Elaboration – Make a connection between a name of someone and something else you know. For instance, if you meet a Justin, think about a more famous Justin –a Trudeau, perhaps.
Re-testing – After meeting someone, write their name down. The next day, remind yourself. Do it again in a week, and again in two weeks.
Attention – Stop multitasking. I’m super guilty here. Call it mindfulness, if you will, but it makes sense that your memory will be stronger if you fully engage when you’re speaking with someone. The guys at Asap SCIENCE think so.
If you really want to geek out on how to improve your memory muscle with the techniques above, there are a number of experts online. Here are three:
- RememberEverything – a blog providing tips on all things memory and learning.
- Master of Memory – a podcast that gives tips on memory techniques like mnemonics.
- Becoming Superhuman – a podcast featuring experts who have actually become World Memory Champions. Yes, it’s a thing.
Brain games – It seems the Internet is full of them! Sharp Brains offers a number of brain boosting games and puzzles to exercise your noggin, like these, which focus on attention and working memory.
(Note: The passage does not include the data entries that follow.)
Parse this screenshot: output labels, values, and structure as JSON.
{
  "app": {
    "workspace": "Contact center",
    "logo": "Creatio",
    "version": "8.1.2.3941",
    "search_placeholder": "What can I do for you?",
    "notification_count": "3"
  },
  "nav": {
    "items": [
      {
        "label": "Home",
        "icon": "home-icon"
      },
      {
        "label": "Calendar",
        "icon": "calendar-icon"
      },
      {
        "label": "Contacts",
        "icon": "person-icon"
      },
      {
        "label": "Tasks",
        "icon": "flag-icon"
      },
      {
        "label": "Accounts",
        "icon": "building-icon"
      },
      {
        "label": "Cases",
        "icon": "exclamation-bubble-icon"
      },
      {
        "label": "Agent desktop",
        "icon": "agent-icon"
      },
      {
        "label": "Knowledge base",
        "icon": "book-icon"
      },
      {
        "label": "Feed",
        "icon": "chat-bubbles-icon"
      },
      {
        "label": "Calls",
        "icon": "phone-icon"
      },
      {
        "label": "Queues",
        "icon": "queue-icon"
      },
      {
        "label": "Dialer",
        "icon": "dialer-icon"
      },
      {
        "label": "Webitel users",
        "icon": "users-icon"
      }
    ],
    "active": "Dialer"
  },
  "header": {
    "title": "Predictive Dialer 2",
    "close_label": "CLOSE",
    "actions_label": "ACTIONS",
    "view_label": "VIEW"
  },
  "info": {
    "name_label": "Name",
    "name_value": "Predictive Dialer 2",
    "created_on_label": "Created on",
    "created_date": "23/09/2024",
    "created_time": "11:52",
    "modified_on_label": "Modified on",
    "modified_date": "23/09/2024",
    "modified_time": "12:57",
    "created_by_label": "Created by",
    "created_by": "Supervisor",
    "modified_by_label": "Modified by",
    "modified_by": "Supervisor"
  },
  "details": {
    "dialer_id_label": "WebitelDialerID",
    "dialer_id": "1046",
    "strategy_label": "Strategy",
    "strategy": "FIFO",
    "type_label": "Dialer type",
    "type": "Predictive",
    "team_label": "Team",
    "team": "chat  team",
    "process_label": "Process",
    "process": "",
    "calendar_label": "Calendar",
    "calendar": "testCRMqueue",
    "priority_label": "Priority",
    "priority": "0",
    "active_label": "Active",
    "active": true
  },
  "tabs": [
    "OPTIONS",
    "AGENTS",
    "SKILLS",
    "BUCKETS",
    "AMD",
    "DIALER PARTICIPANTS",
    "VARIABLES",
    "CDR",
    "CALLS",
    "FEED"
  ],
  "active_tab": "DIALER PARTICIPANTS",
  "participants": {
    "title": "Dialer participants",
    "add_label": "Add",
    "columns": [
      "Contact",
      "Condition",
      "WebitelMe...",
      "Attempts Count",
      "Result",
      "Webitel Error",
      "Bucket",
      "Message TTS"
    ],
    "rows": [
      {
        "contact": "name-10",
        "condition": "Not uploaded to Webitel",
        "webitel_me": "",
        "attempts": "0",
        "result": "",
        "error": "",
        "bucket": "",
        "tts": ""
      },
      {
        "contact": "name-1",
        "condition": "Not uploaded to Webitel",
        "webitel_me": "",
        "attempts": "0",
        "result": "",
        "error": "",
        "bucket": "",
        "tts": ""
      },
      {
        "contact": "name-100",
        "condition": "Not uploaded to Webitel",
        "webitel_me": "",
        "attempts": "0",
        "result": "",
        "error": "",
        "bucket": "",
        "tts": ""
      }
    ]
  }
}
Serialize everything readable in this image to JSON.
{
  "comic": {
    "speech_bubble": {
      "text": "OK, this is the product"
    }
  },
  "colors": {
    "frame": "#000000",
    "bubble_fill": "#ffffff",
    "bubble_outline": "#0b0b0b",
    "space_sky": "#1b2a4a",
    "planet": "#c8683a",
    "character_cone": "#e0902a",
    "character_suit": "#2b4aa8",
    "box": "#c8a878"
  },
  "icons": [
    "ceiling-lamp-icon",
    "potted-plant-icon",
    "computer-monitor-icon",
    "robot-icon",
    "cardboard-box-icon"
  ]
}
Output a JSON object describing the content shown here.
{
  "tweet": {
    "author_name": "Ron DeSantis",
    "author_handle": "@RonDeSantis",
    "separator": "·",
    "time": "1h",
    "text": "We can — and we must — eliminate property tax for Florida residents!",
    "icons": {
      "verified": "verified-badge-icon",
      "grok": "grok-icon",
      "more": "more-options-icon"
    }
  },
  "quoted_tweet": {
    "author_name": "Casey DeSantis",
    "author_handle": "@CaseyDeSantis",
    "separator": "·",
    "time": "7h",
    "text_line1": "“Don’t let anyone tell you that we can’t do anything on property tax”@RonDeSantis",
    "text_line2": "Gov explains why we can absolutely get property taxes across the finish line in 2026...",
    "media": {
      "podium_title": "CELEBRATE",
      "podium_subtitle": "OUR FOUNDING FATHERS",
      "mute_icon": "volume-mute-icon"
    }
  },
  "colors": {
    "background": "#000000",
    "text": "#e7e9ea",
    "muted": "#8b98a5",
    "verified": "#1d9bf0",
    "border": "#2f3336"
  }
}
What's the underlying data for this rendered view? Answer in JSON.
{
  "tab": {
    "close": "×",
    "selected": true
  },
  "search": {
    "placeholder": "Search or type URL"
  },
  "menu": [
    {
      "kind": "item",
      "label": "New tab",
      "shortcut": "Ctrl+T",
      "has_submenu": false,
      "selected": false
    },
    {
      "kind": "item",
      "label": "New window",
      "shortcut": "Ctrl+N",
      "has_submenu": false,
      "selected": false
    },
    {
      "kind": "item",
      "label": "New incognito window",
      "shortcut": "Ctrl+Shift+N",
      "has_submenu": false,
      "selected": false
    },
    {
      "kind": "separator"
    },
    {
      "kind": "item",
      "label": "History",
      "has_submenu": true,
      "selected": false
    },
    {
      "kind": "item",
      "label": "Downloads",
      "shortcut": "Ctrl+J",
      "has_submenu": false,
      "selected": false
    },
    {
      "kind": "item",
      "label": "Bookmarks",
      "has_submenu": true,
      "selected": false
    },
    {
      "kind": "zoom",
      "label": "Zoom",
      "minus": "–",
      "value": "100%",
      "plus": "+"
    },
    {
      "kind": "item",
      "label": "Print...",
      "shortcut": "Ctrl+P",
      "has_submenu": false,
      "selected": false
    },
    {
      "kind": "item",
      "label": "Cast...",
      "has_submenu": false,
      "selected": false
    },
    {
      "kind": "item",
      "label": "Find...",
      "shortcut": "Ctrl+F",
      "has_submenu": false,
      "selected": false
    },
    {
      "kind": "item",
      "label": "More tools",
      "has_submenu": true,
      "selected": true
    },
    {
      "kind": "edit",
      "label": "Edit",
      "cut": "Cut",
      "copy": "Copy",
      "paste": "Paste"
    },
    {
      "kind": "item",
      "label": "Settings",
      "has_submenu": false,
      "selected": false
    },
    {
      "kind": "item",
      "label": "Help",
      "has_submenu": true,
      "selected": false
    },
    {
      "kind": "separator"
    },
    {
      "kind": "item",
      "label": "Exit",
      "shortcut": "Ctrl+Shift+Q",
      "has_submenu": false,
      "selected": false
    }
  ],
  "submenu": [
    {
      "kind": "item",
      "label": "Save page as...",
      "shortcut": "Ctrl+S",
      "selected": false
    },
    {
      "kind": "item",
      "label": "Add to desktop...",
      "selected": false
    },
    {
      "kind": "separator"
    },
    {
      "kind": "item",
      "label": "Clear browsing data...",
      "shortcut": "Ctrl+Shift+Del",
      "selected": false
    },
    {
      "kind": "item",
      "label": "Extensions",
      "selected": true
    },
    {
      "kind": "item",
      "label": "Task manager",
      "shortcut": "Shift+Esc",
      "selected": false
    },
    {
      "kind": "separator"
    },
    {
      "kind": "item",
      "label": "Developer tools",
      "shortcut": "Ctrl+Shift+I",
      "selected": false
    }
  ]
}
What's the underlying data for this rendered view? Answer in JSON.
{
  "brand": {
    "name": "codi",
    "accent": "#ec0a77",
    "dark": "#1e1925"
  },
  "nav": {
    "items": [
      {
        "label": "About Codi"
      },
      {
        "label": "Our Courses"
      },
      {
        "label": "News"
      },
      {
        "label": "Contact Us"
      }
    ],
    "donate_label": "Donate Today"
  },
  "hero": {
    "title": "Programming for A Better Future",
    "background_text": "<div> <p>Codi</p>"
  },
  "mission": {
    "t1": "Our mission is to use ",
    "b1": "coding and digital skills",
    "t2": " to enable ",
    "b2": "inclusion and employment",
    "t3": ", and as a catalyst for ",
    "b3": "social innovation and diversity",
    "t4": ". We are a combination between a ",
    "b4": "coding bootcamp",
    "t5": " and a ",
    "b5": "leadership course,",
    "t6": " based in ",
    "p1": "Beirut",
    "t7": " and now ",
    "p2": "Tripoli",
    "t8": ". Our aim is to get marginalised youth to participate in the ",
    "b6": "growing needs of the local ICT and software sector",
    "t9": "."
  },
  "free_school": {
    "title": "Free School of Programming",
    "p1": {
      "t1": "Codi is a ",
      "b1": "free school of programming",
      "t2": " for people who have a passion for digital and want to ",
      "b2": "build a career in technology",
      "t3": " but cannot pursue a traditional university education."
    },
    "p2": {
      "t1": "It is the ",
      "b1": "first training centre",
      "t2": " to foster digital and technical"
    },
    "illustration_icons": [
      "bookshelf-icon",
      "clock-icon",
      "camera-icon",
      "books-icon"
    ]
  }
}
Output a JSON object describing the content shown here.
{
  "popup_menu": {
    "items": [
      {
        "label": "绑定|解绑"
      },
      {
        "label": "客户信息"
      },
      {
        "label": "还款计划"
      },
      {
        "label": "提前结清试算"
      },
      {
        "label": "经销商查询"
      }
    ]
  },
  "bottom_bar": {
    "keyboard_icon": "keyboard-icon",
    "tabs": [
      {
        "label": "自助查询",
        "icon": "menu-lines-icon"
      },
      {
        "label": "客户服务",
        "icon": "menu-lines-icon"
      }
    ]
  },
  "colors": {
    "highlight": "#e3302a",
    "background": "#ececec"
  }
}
Juggling – Who knew clowns were among the greatest minds of our time? Researchers from the University of Regensburg, Germany found juggling leads to an increase in the density of our brain’s grey matter. The good news is any task that challenges you (like learning something new) will give you a boost.
Exercise – Yep, hate to say it but there’s one more reason to get moving. According to the folks at Peak Fitness, regular moderate exercise helps to boost your brainpower and that is good for recall.
Diet – Apparently, science tells us there is at least one diet that is really good for our brains – the Mediterranean one. Leafy greens, fish, olive oil and red wine are chalk full of the good stuff that lubricates our mental machinery.
Sleep – As a mom to three, there’s no surprise here. No question that my difficulty remembering is often tied to how much – or rather – how little sleep I’m getting. Sleep helps us to store our memories. Now, if only I can convince my kids that sleep is a priority….
Calm – While short-term stress can give you the focus to recall, long-term stress literally kills memory by attacking the neurons in your hippocampus. (I talked about the hippocampus in a previous post.) More than that, stress can actually prohibit a memory from being stored in the first place.
While my husband doubts I will become a grand master of memory anytime soon, the wide variety of online resources have armed me with tools to add to my memory arsenal. The next time I run into Greg, I’ll have something to thank him for.
Looking for more? Check out these great memory posts: